First published in LES Insights
The U.S. Court of Appeals for the Federal Circuit recently held that it lacked jurisdiction to hear an appeal of a district court's remand of a case to a state court where the district court determined that the suit, which alleged unfair and deceptive trade practices against a patent owner, failed to raise a question of federal law. Thus, the district court lacked subject-matter jurisdiction to review the case.
The U.S. Court of Appeals for the Federal Circuit recently held that a district court's remand of jurisdiction to a state court is not reviewable by an appellate court when the district court decides that it lacks subject-matter jurisdiction under 28 U.S.C. § 1447(c). In particular, the Federal Circuit found that 28 U.S.C. § 1447(d) provides an absolute bar to a review of the district court's ruling, even if the district court's ruling constituted clear legal error.
MPHJ owns patents relating to network scanner systems. Through subsidiary licensees, MPHJ sent letters to several Vermont1 businesses and nonprofit organizations and requested that the recipients either confirm that they were not infringing MPHJ's patents or purchase a license. If a recipient took no action, a Texas law firm sent a letter threatening a patent-infringement suit. The State of Vermont filed suit against MPHJ in a Vermont state court, alleging unfair and deceptive trade practices under the Vermont Consumer Protection Act.
MPHJ removed the suit to federal district court, asserting federal-question jurisdiction and diversity jurisdiction. The State moved to remand the suit back to state court.
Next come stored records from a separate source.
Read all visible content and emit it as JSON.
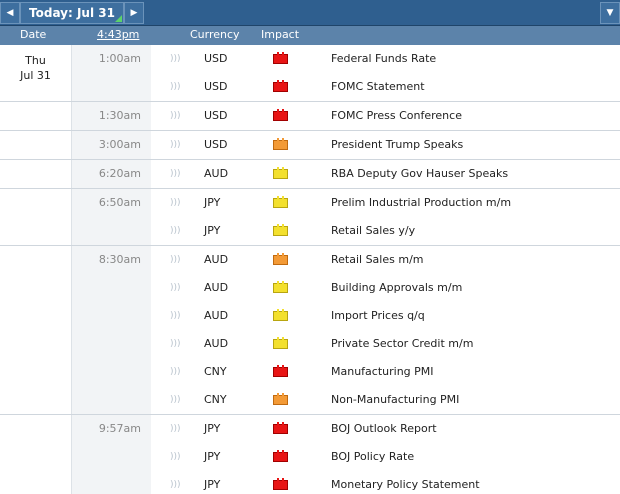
{
  "nav": {
    "prev_icon": "left-arrow",
    "next_icon": "right-arrow",
    "end_icon": "chevron-down",
    "today_label": "Today: Jul 31"
  },
  "columns": {
    "date": "Date",
    "time": "4:43pm",
    "currency": "Currency",
    "impact": "Impact"
  },
  "date": {
    "weekday": "Thu",
    "day": "Jul 31"
  },
  "impact_colors": {
    "high": "#e81515",
    "medium": "#f39a36",
    "low": "#f3e02e"
  },
  "groups": [
    {
      "time": "1:00am",
      "events": [
        {
          "currency": "USD",
          "impact": "high",
          "title": "Federal Funds Rate"
        },
        {
          "currency": "USD",
          "impact": "high",
          "title": "FOMC Statement"
        }
      ]
    },
    {
      "time": "1:30am",
      "events": [
        {
          "currency": "USD",
          "impact": "high",
          "title": "FOMC Press Conference"
        }
      ]
    },
    {
      "time": "3:00am",
      "events": [
        {
          "currency": "USD",
          "impact": "medium",
          "title": "President Trump Speaks"
        }
      ]
    },
    {
      "time": "6:20am",
      "events": [
        {
          "currency": "AUD",
          "impact": "low",
          "title": "RBA Deputy Gov Hauser Speaks"
        }
      ]
    },
    {
      "time": "6:50am",
      "events": [
        {
          "currency": "JPY",
          "impact": "low",
          "title": "Prelim Industrial Production m/m"
        },
        {
          "currency": "JPY",
          "impact": "low",
          "title": "Retail Sales y/y"
        }
      ]
    },
    {
      "time": "8:30am",
      "events": [
        {
          "currency": "AUD",
          "impact": "medium",
          "title": "Retail Sales m/m"
        },
        {
          "currency": "AUD",
          "impact": "low",
          "title": "Building Approvals m/m"
        },
        {
          "currency": "AUD",
          "impact": "low",
          "title": "Import Prices q/q"
        },
        {
          "currency": "AUD",
          "impact": "low",
          "title": "Private Sector Credit m/m"
        },
        {
          "currency": "CNY",
          "impact": "high",
          "title": "Manufacturing PMI"
        },
        {
          "currency": "CNY",
          "impact": "medium",
          "title": "Non-Manufacturing PMI"
        }
      ]
    },
    {
      "time": "9:57am",
      "events": [
        {
          "currency": "JPY",
          "impact": "high",
          "title": "BOJ Outlook Report"
        },
        {
          "currency": "JPY",
          "impact": "high",
          "title": "BOJ Policy Rate"
        },
        {
          "currency": "JPY",
          "impact": "high",
          "title": "Monetary Policy Statement"
        }
      ]
    }
  ]
}
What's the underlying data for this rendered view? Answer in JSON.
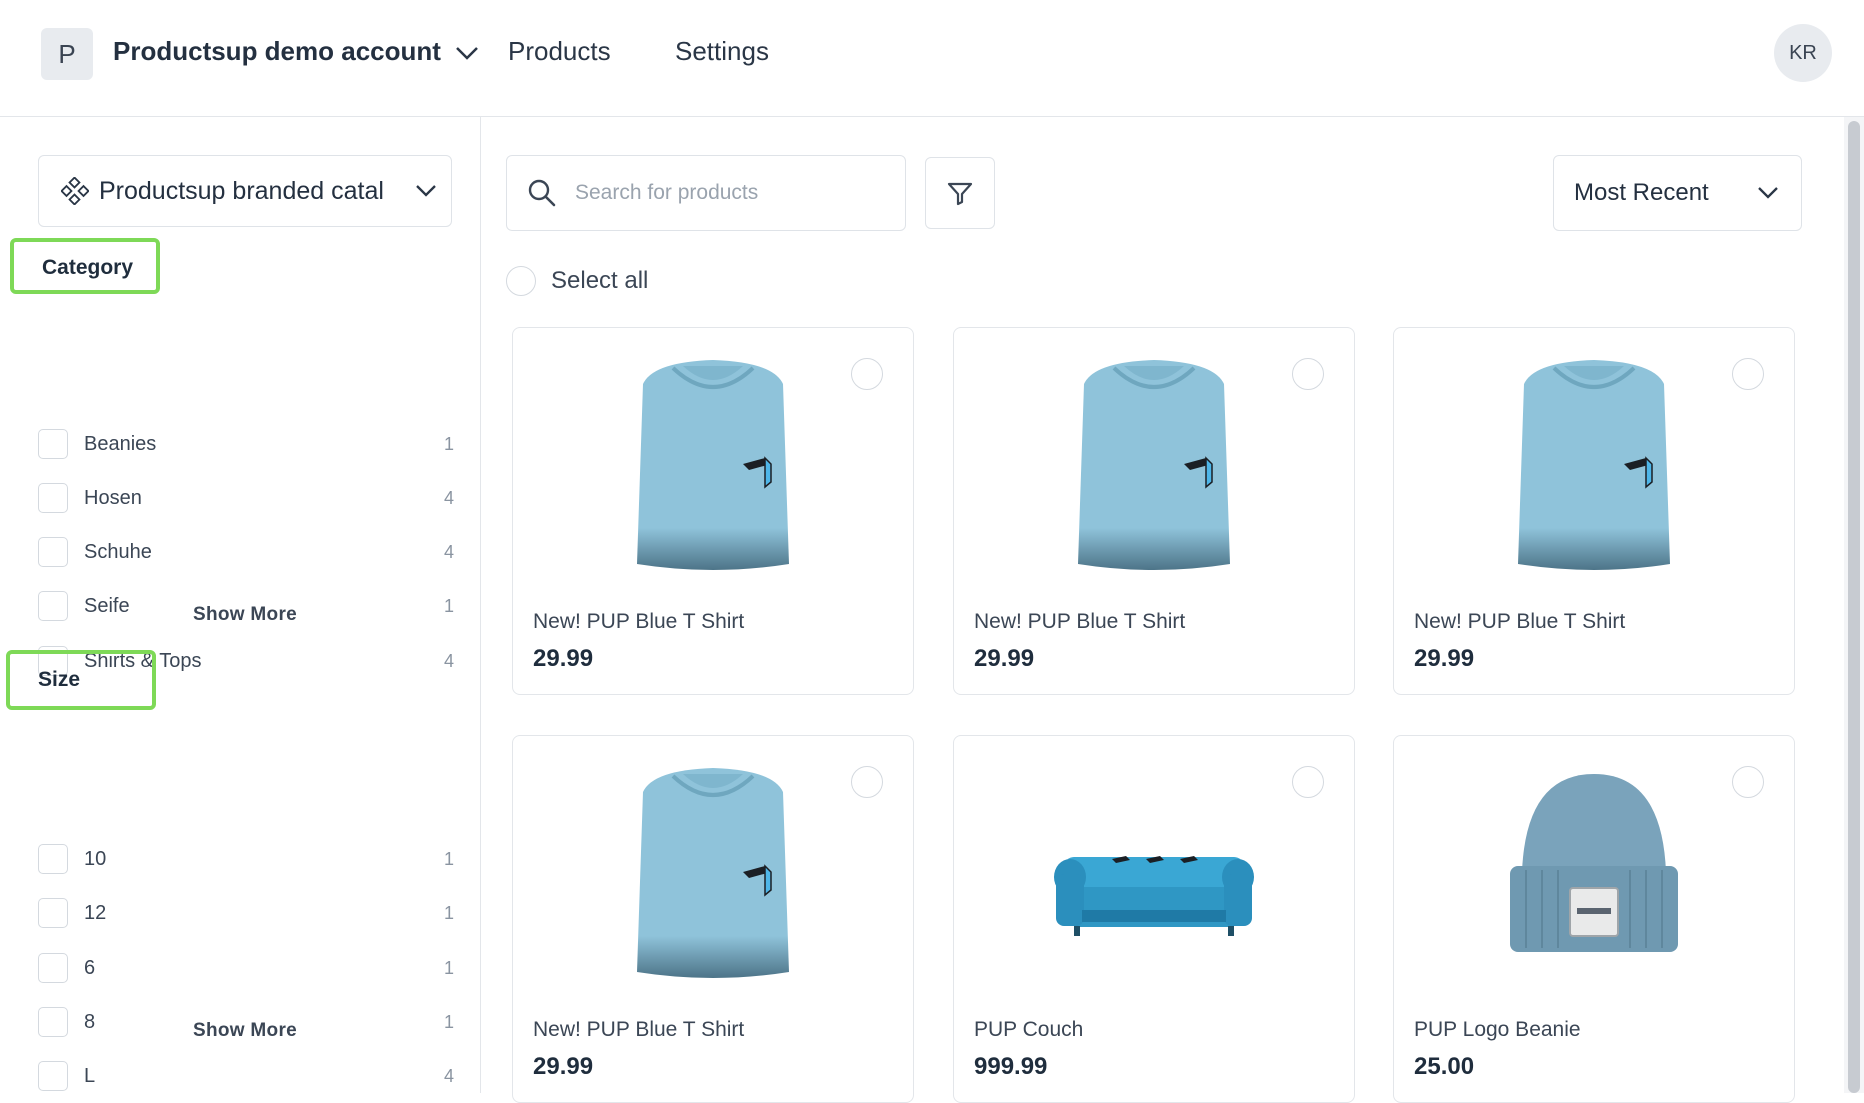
{
  "header": {
    "account_initial": "P",
    "account_name": "Productsup demo account",
    "nav": [
      "Products",
      "Settings"
    ],
    "user_initials": "KR"
  },
  "sidebar": {
    "catalog_label": "Productsup branded catal",
    "groups": [
      {
        "title": "Category",
        "items": [
          {
            "label": "Beanies",
            "count": "1"
          },
          {
            "label": "Hosen",
            "count": "4"
          },
          {
            "label": "Schuhe",
            "count": "4"
          },
          {
            "label": "Seife",
            "count": "1"
          },
          {
            "label": "Shirts & Tops",
            "count": "4"
          }
        ],
        "show_more": "Show More"
      },
      {
        "title": "Size",
        "items": [
          {
            "label": "10",
            "count": "1"
          },
          {
            "label": "12",
            "count": "1"
          },
          {
            "label": "6",
            "count": "1"
          },
          {
            "label": "8",
            "count": "1"
          },
          {
            "label": "L",
            "count": "4"
          }
        ],
        "show_more": "Show More"
      }
    ]
  },
  "main": {
    "search_placeholder": "Search for products",
    "sort_label": "Most Recent",
    "select_all_label": "Select all",
    "products": [
      {
        "name": "New! PUP Blue T Shirt",
        "price": "29.99",
        "image": "tshirt"
      },
      {
        "name": "New! PUP Blue T Shirt",
        "price": "29.99",
        "image": "tshirt"
      },
      {
        "name": "New! PUP Blue T Shirt",
        "price": "29.99",
        "image": "tshirt"
      },
      {
        "name": "New! PUP Blue T Shirt",
        "price": "29.99",
        "image": "tshirt"
      },
      {
        "name": "PUP Couch",
        "price": "999.99",
        "image": "couch"
      },
      {
        "name": "PUP Logo Beanie",
        "price": "25.00",
        "image": "beanie"
      }
    ]
  },
  "colors": {
    "highlight": "#7ed957",
    "product_blue": "#8fc3da"
  }
}
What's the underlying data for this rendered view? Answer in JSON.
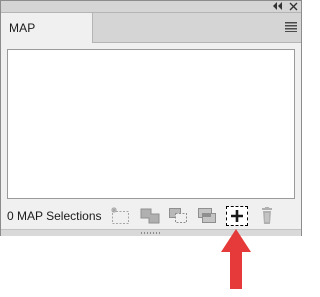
{
  "panel": {
    "tab_label": "MAP Selections",
    "selection_count": "0 MAP Selections"
  },
  "icons": {
    "collapse": "double-chevron-left-icon",
    "close": "close-icon",
    "panel_menu": "hamburger-menu-icon",
    "new_selection": "new-selection-icon",
    "combine_selections": "combine-selections-icon",
    "subtract_selections": "subtract-selections-icon",
    "intersect_selections": "intersect-selections-icon",
    "add_selection": "add-selection-icon",
    "delete": "trash-icon",
    "annotation": "red-arrow-up-icon"
  },
  "colors": {
    "panel_bg": "#f0f0f0",
    "titlebar_bg": "#d5d5d5",
    "disabled_icon": "#a6a6a6",
    "active_icon": "#1a1a1a",
    "annotation_arrow": "#e63a3a"
  }
}
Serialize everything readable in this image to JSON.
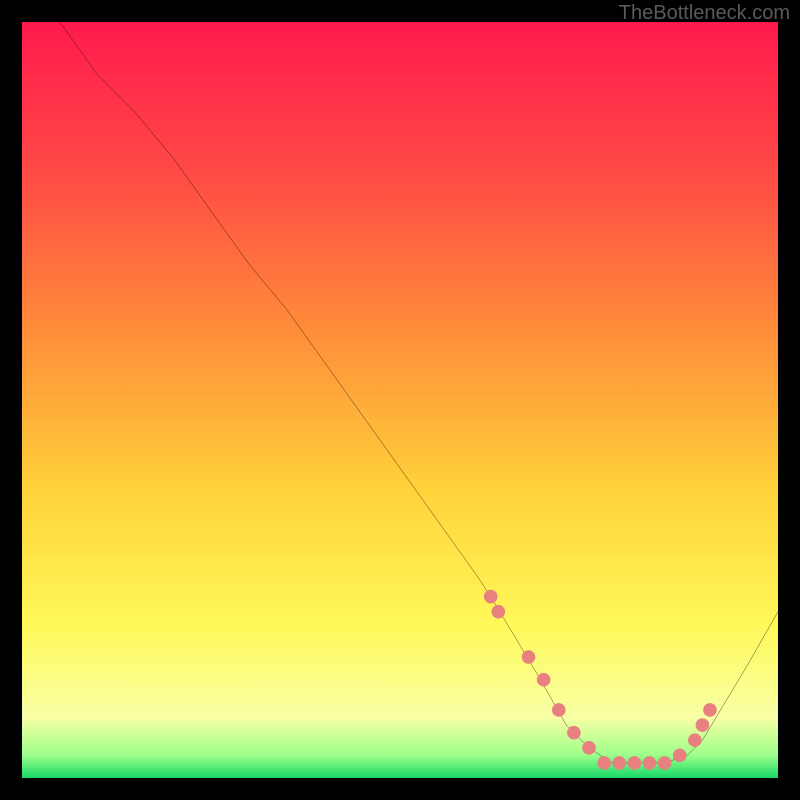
{
  "watermark": "TheBottleneck.com",
  "chart_data": {
    "type": "line",
    "xlabel": "",
    "ylabel": "",
    "xlim": [
      0,
      100
    ],
    "ylim": [
      0,
      100
    ],
    "grid": false,
    "series": [
      {
        "name": "curve",
        "x": [
          5,
          10,
          12,
          15,
          20,
          25,
          30,
          35,
          40,
          45,
          50,
          55,
          60,
          62,
          65,
          68,
          72,
          75,
          78,
          80,
          82,
          85,
          88,
          90,
          93,
          96,
          100
        ],
        "y": [
          100,
          93,
          91,
          88,
          82,
          75,
          68,
          62,
          55,
          48,
          41,
          34,
          27,
          24,
          19,
          14,
          7,
          4,
          2,
          2,
          2,
          2,
          3,
          5,
          10,
          15,
          22
        ]
      },
      {
        "name": "highlight-dots",
        "x": [
          62,
          63,
          67,
          69,
          71,
          73,
          75,
          77,
          79,
          81,
          83,
          85,
          87,
          89,
          90,
          91
        ],
        "y": [
          24,
          22,
          16,
          13,
          9,
          6,
          4,
          2,
          2,
          2,
          2,
          2,
          3,
          5,
          7,
          9
        ]
      }
    ],
    "legend": false,
    "background_gradient": {
      "top": "#ff1a4d",
      "mid1": "#ff8a3a",
      "mid2": "#ffe23a",
      "mid3": "#feff70",
      "bottom": "#17d867"
    }
  }
}
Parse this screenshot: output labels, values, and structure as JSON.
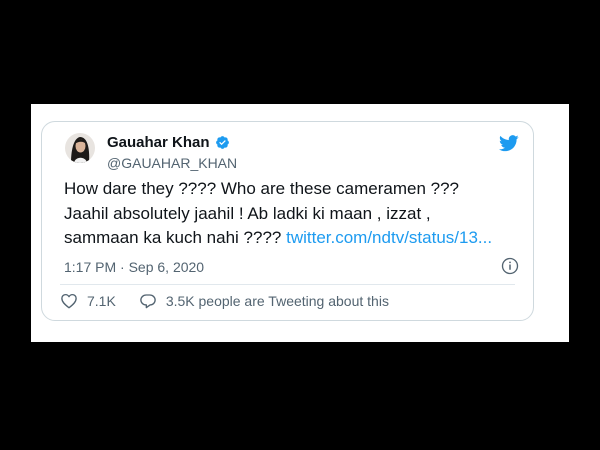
{
  "tweet": {
    "display_name": "Gauahar Khan",
    "handle": "@GAUAHAR_KHAN",
    "text_main": "How dare they ???? Who are these cameramen ??? Jaahil absolutely jaahil ! Ab ladki ki maan , izzat , sammaan ka kuch nahi ???? ",
    "link_text": "twitter.com/ndtv/status/13...",
    "timestamp": "1:17 PM · Sep 6, 2020",
    "likes": "7.1K",
    "replies_text": "3.5K people are Tweeting about this"
  },
  "icons": {
    "verified": "verified-badge-icon",
    "brand": "twitter-bird-icon",
    "info": "info-icon",
    "like": "heart-icon",
    "reply": "speech-bubble-icon"
  },
  "colors": {
    "accent": "#1d9bf0",
    "text": "#0f1419",
    "muted": "#536471",
    "border": "#cfd9de"
  }
}
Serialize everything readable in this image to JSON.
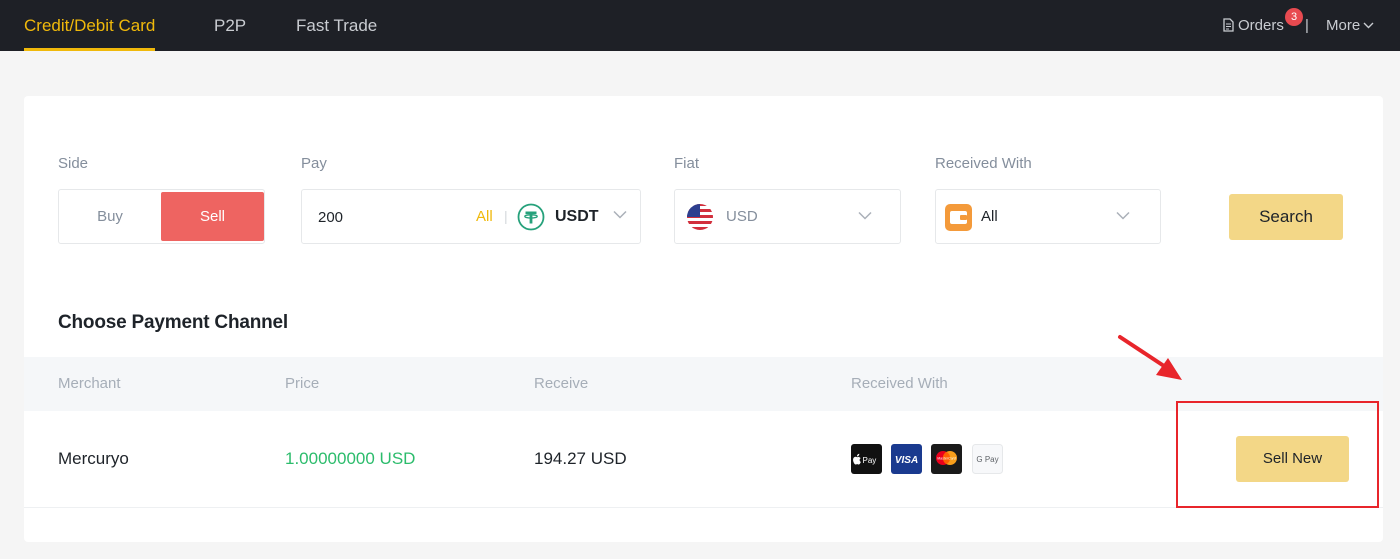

In opposing the State's motion, MPHJ filed (1) a motion to dismiss for lack of personal jurisdiction and (2) a motion for sanctions against the State, which also requested dismissal on the basis that the State's complaint was frivolous and preempted by MPHJ's right to enforce its patents under federal patent law.
The district court granted the State's motion to remand the suit back to state court without deciding any of MPHJ's other motions. According to the district court, the State's complaint did not raise a substantial question of patent law because the State sought to target bad-faith conduct generally, irrespective of the patents' validity or infringement by the recipients. Further, the district court found, as a defense to the State's unfair-and-deceptive-practices claim, MPHJ's patent-preemption argument did not provide a basis for federal-question jurisdiction.
MPHJ appealed on several bases, arguing that the district court abused its discretion by not deciding MPHJ's motion to dismiss for lack of personal jurisdiction before deciding subject-matter jurisdiction and for remanding the case without first deciding a controlling federal question of preemption.
The Federal Circuit's inquiry began and ended with whether appellate jurisdiction existed over the district court's remand order. Federal law provides that an order remanding a case to the state court from which it was removed is not reviewable on appeal or otherwise. This statutory bar against appellate review applies, so long as the district court's basis for remanding the suit is "colorably characterized" as lacking subject-matter jurisdiction.
Because the district court's remand order was based on its determination that it lacked subject-matter jurisdiction, the Federal Circuit concluded that the statutory bar precluded it from second-guessing the district court's determination. Further, the Federal Circuit noted, the statutory bar against appellate review applies even if the district court committed clear legal error. The statutory bar likewise precluded the Federal Circuit from reviewing all aspects of MPHJ's appeal, including whether the district court should have decided MPHJ's other pending motions before deciding the State's motion to remand.
Strategy and Conclusion
This case shows that a patent holder who engages in certain conduct to enforce its patent rights may be subject to suit in state court for alleged unfair and deceptive trade practices. It also demonstrates the importance of establishing a strong case for subject-matter jurisdiction, if the patent holder attempts to remove the action to federal court. If the district court finds subject-matter jurisdiction lacking, it can remand the suit back to state court, which is not an appealable order.